Χριστος has been represented by Χρς, or Χς, and by ΧΡ in art and other representation. I have not found the ΧΡ in manuscripts and would not expect it since the manuscript form always includes the grammatical ending.
A quick glance at some facsimiles of Greek manuscripts shows that the words ιησους, χριστος, θεος, ανθρωπος, πατερ, ματερ, πνευμα and some other words were represented by their initial and final one or two letters which represent the grammatical ending. This could be ς,υ,ν,οι, ι &c.
For this reason, I am assuming that the transition from Χς to Χ happened with the beginning of the use of the vernacular languages in Europe, when the ending was no longer relevant. There would be no reason to retain the last letter and X alone came to represent Christ. There is also no reason to see a sign of disrespect in the transition from Χς to Χ. And so Xmas first appeared in English texts in the 16th century.

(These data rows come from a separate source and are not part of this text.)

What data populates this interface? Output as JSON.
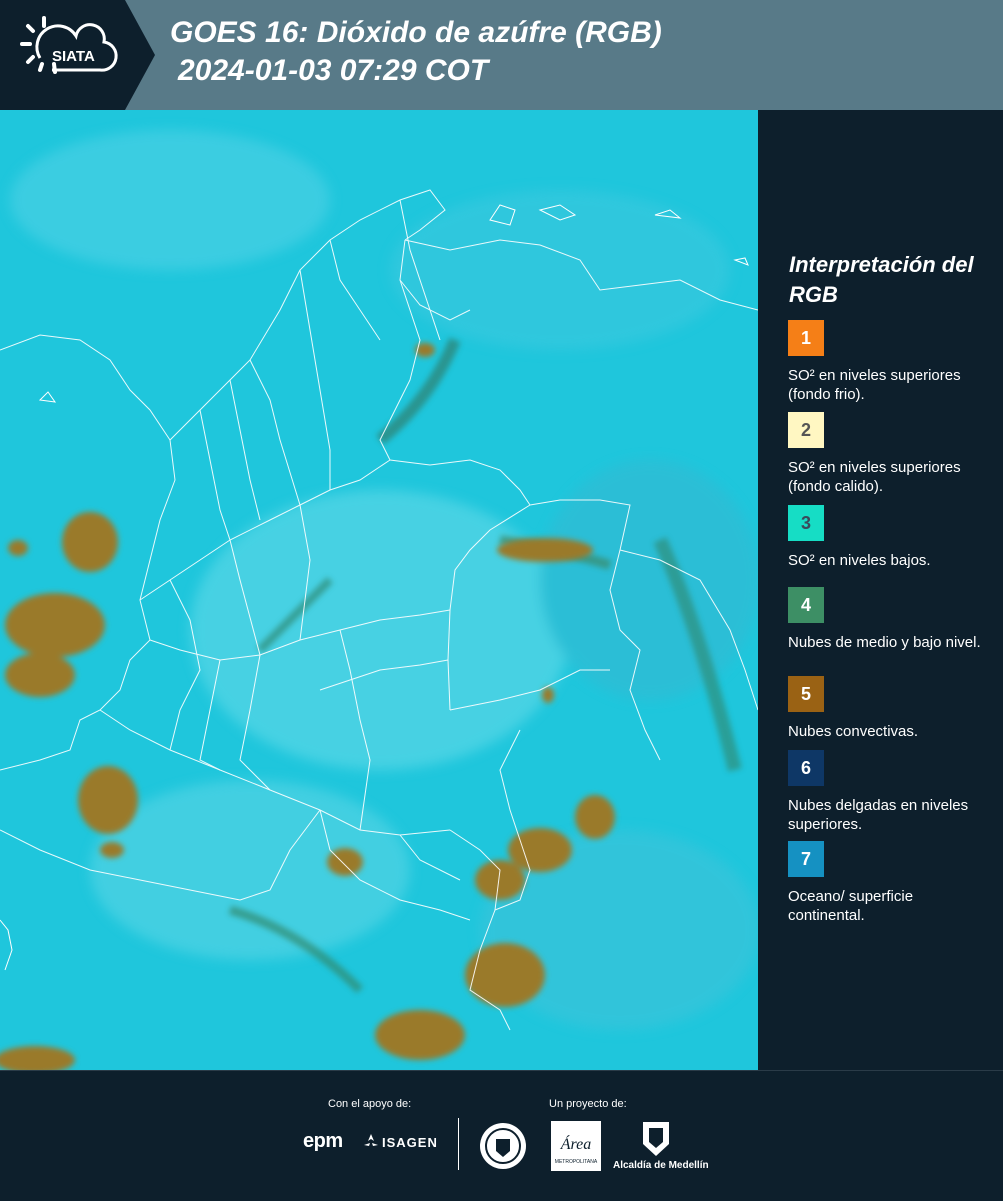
{
  "header": {
    "logo_text": "SIATA",
    "title_line1": "GOES 16: Dióxido de azúfre (RGB)",
    "title_line2": "2024-01-03 07:29 COT"
  },
  "legend": {
    "title": "Interpretación del RGB",
    "items": [
      {
        "number": "1",
        "color": "#f57f17",
        "text_color": "#ffffff",
        "label": "SO² en niveles superiores (fondo frio)."
      },
      {
        "number": "2",
        "color": "#fff7c2",
        "text_color": "#555555",
        "label": "SO² en niveles superiores (fondo calido)."
      },
      {
        "number": "3",
        "color": "#16ddc5",
        "text_color": "#3a4a5a",
        "label": "SO² en niveles bajos."
      },
      {
        "number": "4",
        "color": "#3d8f65",
        "text_color": "#ffffff",
        "label": "Nubes de medio y bajo nivel."
      },
      {
        "number": "5",
        "color": "#9a6214",
        "text_color": "#ffffff",
        "label": "Nubes convectivas."
      },
      {
        "number": "6",
        "color": "#0e3766",
        "text_color": "#ffffff",
        "label": "Nubes delgadas en niveles superiores."
      },
      {
        "number": "7",
        "color": "#1591c2",
        "text_color": "#ffffff",
        "label": "Oceano/ superficie continental."
      }
    ]
  },
  "map": {
    "background_color": "#1fc6dc",
    "cloud_color": "#9a7a2a",
    "border_color": "#ffffff"
  },
  "footer": {
    "support_label": "Con el apoyo de:",
    "project_label": "Un proyecto de:",
    "sponsors": [
      "epm",
      "ISAGEN"
    ],
    "partners": [
      "METROPOLITANA Valle de Aburrá",
      "Alcaldía de Medellín"
    ],
    "area_logo_text": "Área",
    "area_logo_sub": "METROPOLITANA",
    "alcaldia_text": "Alcaldía de Medellín"
  }
}
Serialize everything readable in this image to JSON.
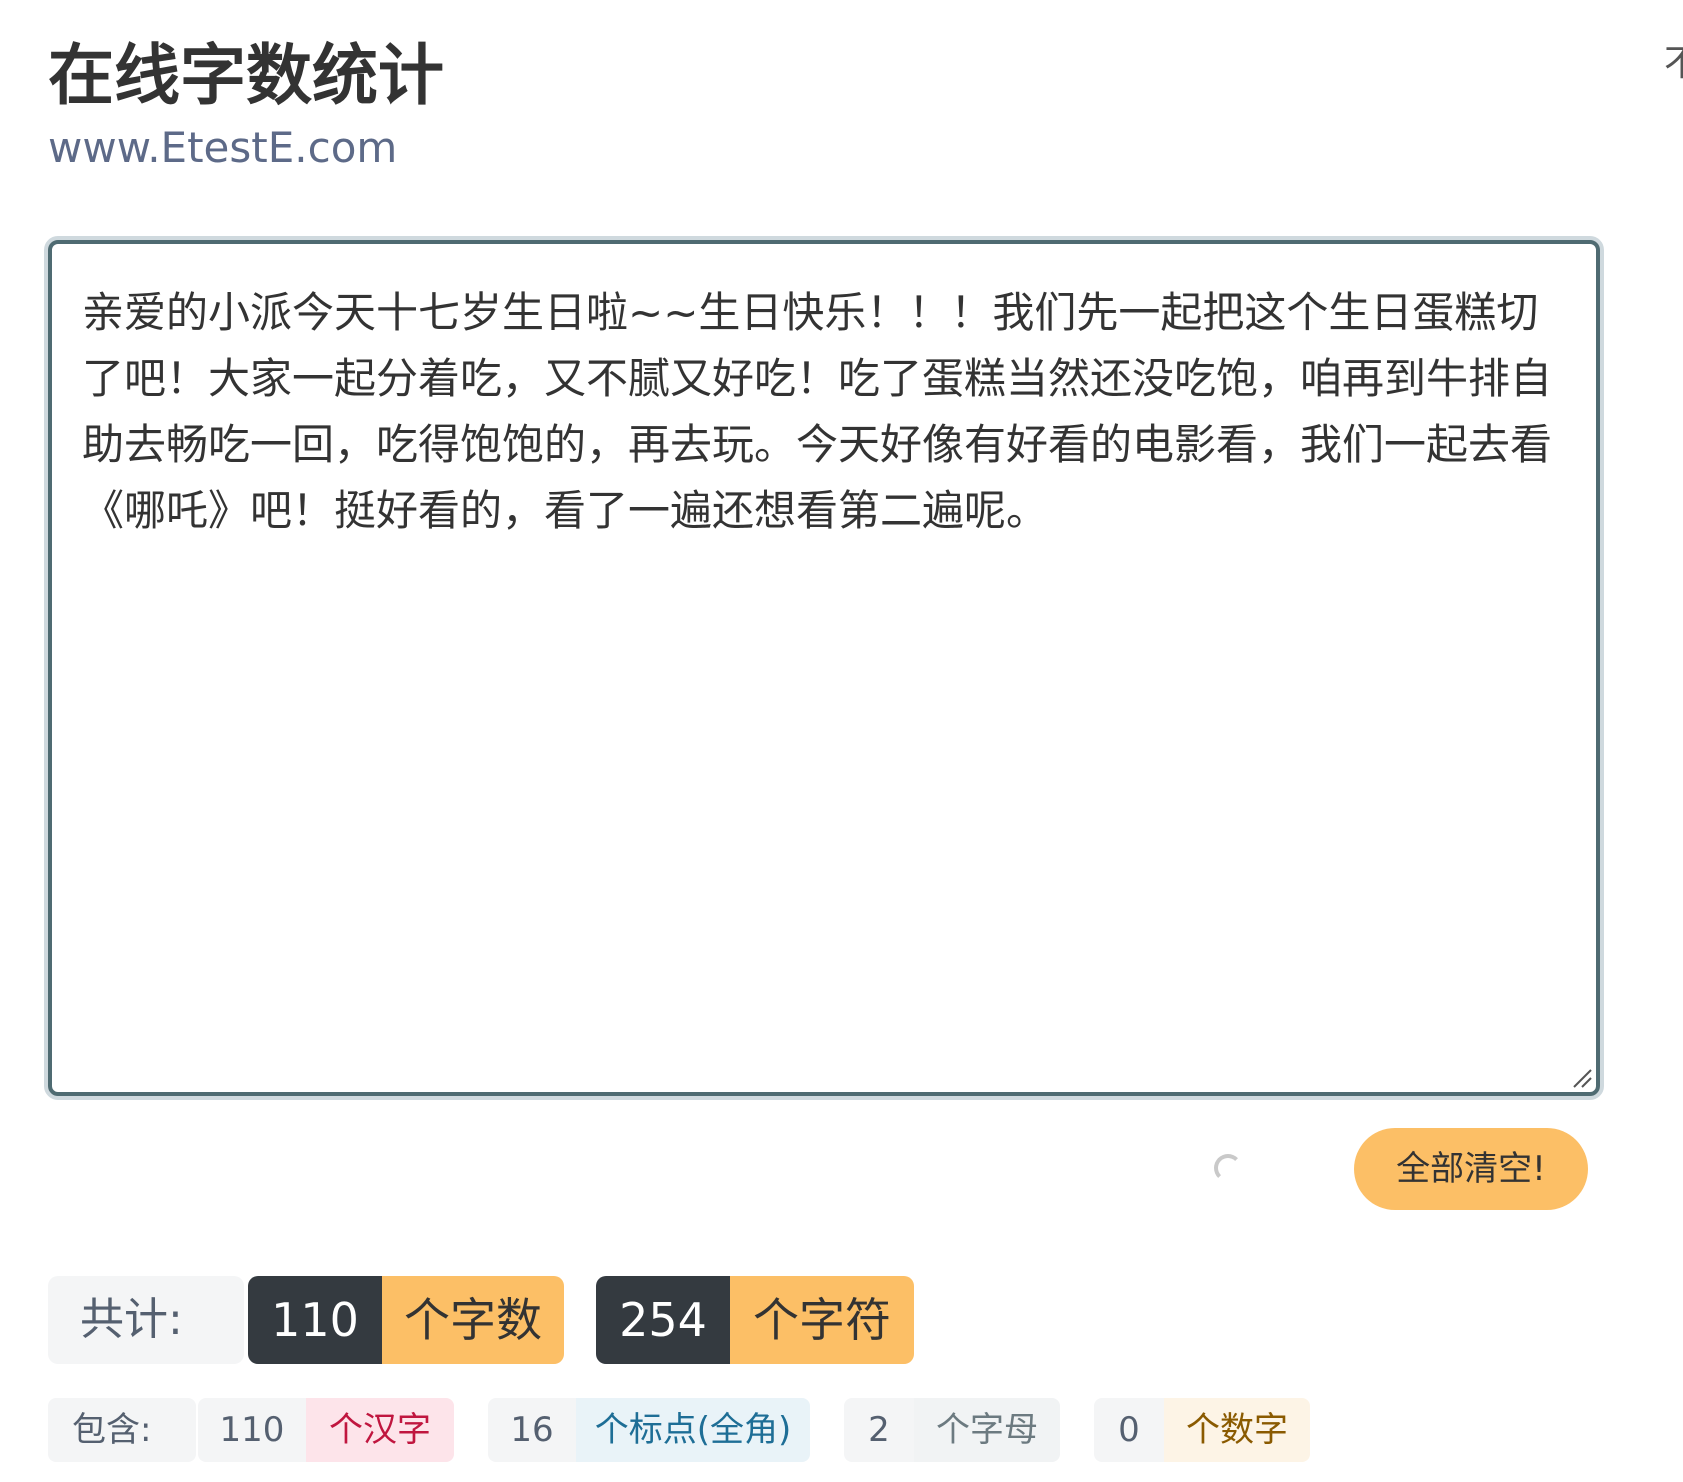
{
  "header": {
    "title": "在线字数统计",
    "site_url": "www.EtestE.com",
    "edge_glyph": "不"
  },
  "editor": {
    "value": "亲爱的小派今天十七岁生日啦~~生日快乐！！！我们先一起把这个生日蛋糕切了吧！大家一起分着吃，又不腻又好吃！吃了蛋糕当然还没吃饱，咱再到牛排自助去畅吃一回，吃得饱饱的，再去玩。今天好像有好看的电影看，我们一起去看《哪吒》吧！挺好看的，看了一遍还想看第二遍呢。"
  },
  "actions": {
    "clear_label": "全部清空!"
  },
  "icons": {
    "loading": "loading-spinner-icon",
    "resize": "resize-handle-icon"
  },
  "totals": {
    "label": "共计:",
    "word_count": "110",
    "word_unit": "个字数",
    "char_count": "254",
    "char_unit": "个字符"
  },
  "breakdown": {
    "label": "包含:",
    "items": [
      {
        "count": "110",
        "unit": "个汉字",
        "color": "#c0163f",
        "bg": "#fde4ea"
      },
      {
        "count": "16",
        "unit": "个标点(全角)",
        "color": "#1e6e96",
        "bg": "#e9f3f8"
      },
      {
        "count": "2",
        "unit": "个字母",
        "color": "#6c7a80",
        "bg": "#f1f3f4"
      },
      {
        "count": "0",
        "unit": "个数字",
        "color": "#8a5a00",
        "bg": "#fdf4e6"
      }
    ]
  },
  "colors": {
    "accent": "#fcbf66",
    "dark_badge": "#343a40",
    "editor_border": "#4f6b72",
    "url": "#5d6a88"
  }
}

I’ve always been amused by people who find Xmas a disrespectful abbreviation; all they’re doing is showing their own ignorance of history.